Your goal: Below is a listing. Gather each line of it that contains "JSON".
▼
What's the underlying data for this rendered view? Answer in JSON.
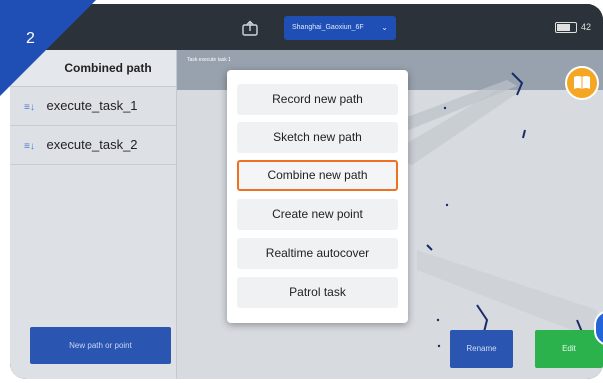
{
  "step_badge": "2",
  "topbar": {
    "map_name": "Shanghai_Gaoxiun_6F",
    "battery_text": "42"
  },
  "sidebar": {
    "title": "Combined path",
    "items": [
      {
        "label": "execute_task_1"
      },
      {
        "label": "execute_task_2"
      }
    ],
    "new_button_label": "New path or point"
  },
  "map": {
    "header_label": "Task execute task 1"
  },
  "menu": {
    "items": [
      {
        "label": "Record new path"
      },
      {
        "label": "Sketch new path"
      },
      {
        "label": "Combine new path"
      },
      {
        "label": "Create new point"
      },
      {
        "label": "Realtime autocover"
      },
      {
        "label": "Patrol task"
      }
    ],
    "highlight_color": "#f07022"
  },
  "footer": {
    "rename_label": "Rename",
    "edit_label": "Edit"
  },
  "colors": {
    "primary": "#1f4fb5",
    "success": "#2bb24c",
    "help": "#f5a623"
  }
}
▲
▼
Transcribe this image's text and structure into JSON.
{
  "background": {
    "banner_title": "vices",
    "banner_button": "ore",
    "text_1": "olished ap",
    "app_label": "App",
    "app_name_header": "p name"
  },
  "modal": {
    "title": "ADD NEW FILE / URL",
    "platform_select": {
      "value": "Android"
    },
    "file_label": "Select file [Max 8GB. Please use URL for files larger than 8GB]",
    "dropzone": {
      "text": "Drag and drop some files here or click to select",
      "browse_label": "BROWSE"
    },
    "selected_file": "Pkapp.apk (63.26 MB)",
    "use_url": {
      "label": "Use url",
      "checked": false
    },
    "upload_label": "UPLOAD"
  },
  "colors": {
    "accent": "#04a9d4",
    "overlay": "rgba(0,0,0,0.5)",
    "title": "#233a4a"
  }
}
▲
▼
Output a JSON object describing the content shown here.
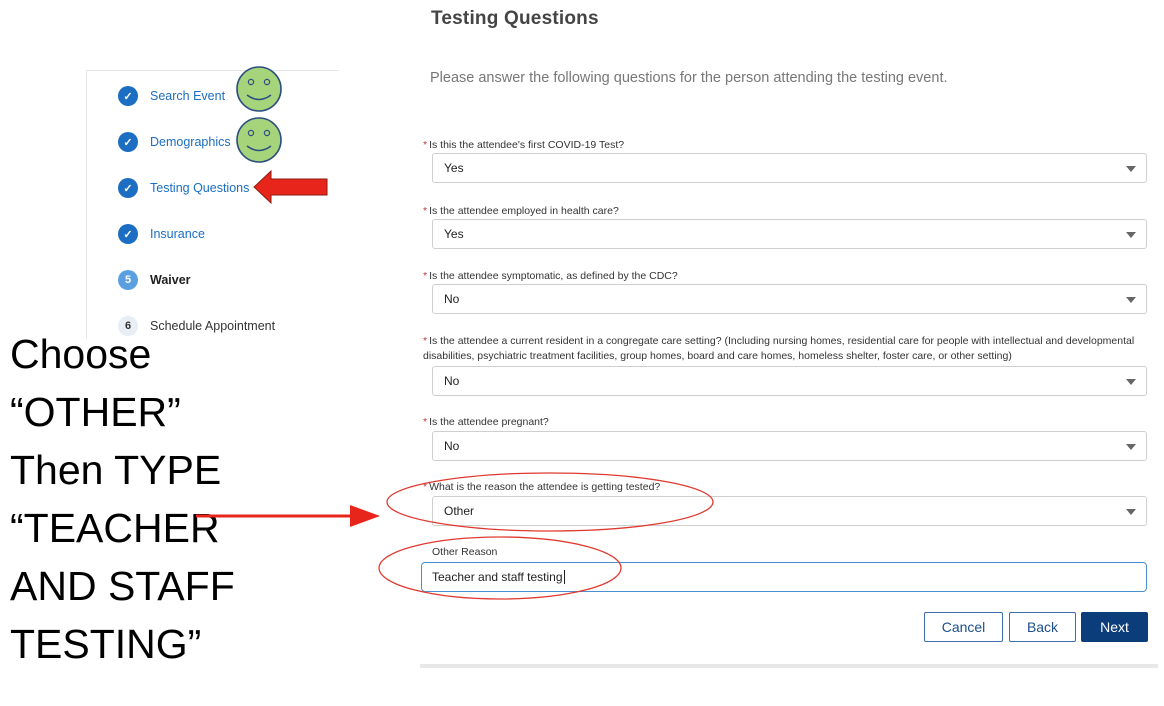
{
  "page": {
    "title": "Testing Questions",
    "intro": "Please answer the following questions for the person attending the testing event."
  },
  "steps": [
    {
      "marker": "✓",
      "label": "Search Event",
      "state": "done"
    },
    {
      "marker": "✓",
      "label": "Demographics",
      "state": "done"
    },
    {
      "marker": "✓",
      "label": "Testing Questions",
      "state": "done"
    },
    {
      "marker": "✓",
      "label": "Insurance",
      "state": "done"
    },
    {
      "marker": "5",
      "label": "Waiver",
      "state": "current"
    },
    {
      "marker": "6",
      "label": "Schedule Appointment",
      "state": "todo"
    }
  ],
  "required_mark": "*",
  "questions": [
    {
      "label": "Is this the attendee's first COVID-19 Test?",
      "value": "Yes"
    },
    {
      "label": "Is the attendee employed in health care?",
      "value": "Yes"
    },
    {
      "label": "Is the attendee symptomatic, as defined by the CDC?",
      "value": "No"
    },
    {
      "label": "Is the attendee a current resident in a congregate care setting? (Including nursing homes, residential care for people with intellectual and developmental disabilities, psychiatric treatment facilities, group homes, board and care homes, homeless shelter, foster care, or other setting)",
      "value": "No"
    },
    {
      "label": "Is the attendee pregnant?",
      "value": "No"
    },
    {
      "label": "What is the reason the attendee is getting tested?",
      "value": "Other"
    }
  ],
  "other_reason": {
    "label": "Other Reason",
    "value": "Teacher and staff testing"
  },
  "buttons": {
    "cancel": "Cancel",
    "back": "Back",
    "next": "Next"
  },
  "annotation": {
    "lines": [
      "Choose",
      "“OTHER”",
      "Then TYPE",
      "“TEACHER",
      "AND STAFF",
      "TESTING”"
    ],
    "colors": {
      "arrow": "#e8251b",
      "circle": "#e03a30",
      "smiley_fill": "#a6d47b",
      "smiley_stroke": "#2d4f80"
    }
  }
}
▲
Problem solution:
What's the underlying data for this rendered view? Answer in JSON.
Transcribe this image's text and structure into JSON.
Output a JSON object describing the content shown here.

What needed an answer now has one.